Modeling and acting
Sterger was born November 29, 1983 in Miami, Florida. She rose to fame after she was shown on national television during a 2005 Florida State–Miami football game. On seeing the shot, announcer Brent Musburger commented that “1,500 red-blooded Americans just decided to apply to Florida State.” She was one of the FSU Cowgirls, who are known for their combination of minimal tops, short shorts, and cowboy hats.She has since posed in both Maxim and Playboy magazines. Sterger is also the “Sports Babe” for Sprint Exclusive Entertainment. Sterger was featured on the E!: Entertainment Television show Byte Me: 20 Hottest Women of the Web that originally aired in March 2008, where she was #19 on their list.
In 2009, Sterger had her breast implants removed, stating that they had served their purpose for her career, and that she was tired of being stereotyped.
Sterger has minor roles in two films released in 2010, The Tenant and Don’t Fade Away.
After contributing two articles to Sports Illustrated, Sterger, for some time, wrote a Wednesday feature on SI.com’s “Scorecard Daily.”
Sterger was a regular segment host on the recent ABC show Race to March Madness. The nationally televised weekly show highlighted the best teams in NCAA men’s basketball and how the season was shaping up prior to the tournament. She hosted a weekly segment where she visited a top school’s campus and interviewed players, coaches and fans of the respective teams.
On March 4, 2010 it was announced that she would be competing directly with ESPN‘s 6pm ET SportsCenter by co-hosting a new show on Versus called The Daily Line, which debuted on April 5. Jenn said, “I always felt sports TV was a bunch of guys in suits yelling at me. Other shows don’t exactly know how to use social media and the Web,” says Sterger. “Since I’m practically living on the Web, I’ve got a pulse on what going on out there…..And I’ll be personally accessible to the audience, except for my personal phone number.” After seven months on the air, Versus cancelled The Daily Line as of November 4, 2010.
Allegations against Brett Favre
In October 2010, reports surfaced on the website Deadspin that NFL quarterback Brett Favre was alleged to have sent Sterger several suggestive text messages, voicemails asking her to come to his hotel room, and explicit photos of himself while he was the quarterback for the New York Jets and she was a sideline reporter for the Jets (these events were said to have happened during the 2008 football season).The league said its sole focus was on whether Favre violated workplace conduct policy, not to “make judgments about the appropriateness of personal relationships.” Favre admitted to sending voicemails, but not images to Sterger. He was later fined $50,000 for “failure to cooperate” with the investigation.
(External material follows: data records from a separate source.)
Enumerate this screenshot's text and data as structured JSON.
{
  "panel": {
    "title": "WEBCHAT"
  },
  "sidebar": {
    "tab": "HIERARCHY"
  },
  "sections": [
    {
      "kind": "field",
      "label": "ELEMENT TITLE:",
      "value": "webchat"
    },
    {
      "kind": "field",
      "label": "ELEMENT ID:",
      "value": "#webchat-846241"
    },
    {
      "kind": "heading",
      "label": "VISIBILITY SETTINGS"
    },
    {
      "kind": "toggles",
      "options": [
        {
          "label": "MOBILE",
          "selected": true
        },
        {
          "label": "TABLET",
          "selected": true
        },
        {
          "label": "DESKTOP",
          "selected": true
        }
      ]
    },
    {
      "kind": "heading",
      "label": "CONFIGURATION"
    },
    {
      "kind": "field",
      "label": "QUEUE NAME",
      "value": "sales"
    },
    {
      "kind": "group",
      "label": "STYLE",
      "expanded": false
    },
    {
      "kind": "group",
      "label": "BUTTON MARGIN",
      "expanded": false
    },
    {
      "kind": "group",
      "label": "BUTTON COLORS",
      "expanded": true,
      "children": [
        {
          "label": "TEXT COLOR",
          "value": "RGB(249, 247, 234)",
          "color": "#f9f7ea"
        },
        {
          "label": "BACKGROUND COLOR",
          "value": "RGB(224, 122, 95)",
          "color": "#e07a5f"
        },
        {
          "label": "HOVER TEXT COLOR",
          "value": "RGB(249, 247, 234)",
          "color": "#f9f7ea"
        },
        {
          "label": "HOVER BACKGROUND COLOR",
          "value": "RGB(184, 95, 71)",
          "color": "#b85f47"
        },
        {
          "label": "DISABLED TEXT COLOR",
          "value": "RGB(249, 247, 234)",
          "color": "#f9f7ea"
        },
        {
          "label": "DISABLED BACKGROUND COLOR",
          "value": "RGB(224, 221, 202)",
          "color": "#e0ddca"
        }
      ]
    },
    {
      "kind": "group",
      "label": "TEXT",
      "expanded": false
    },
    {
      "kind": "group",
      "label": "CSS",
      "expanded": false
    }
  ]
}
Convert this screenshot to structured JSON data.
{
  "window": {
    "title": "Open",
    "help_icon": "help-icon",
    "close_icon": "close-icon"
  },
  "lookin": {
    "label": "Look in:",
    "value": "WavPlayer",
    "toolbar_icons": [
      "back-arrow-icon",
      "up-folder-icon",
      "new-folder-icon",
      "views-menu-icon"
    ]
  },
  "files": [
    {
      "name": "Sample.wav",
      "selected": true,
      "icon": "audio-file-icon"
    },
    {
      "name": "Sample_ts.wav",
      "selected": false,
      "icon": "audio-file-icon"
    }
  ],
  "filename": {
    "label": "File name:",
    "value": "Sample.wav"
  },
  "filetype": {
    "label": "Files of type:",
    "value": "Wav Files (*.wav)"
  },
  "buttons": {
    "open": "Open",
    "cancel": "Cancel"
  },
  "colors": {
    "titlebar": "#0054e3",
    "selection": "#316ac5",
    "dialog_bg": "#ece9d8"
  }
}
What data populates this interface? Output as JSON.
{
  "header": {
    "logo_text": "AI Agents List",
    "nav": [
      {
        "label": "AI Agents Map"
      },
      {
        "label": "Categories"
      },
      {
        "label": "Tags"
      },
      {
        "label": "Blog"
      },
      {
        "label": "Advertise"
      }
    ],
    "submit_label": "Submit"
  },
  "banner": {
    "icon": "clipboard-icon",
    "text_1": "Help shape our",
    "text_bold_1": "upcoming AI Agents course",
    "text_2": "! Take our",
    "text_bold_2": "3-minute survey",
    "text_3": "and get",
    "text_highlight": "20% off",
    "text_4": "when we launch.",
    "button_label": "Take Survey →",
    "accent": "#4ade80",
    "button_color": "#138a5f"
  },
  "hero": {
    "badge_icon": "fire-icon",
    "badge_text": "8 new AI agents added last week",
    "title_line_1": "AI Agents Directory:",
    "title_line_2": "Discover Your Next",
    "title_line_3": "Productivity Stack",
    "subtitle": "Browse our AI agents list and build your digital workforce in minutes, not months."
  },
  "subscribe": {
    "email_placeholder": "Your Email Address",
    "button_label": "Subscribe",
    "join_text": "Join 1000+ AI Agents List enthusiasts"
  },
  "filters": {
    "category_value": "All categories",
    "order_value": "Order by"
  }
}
The NFL stated that it “could not conclude” that Favre had violated the personal conduct policy, and that there was not sufficient evidence to establish if Favre had sent the photos. Sports agent Phil Reese posted photos of Sterger (in reference to Brett Favre) to promote Player Public Relations in New York on his official website. Sterger’s lawyer stated on March 19, 2011 that “Sterger never intended to profit in anyway from Brett Favre’s communications. My client has remained silent about this for four years now and the truth is that it has impaired her employment opportunities. She does not want to be known as the Brett Favre ‘text woman’ and Mr Reese has no right to have any communications in his possession. He will have to return them or we will pursue our litigation against him which we are very confident will be successful.”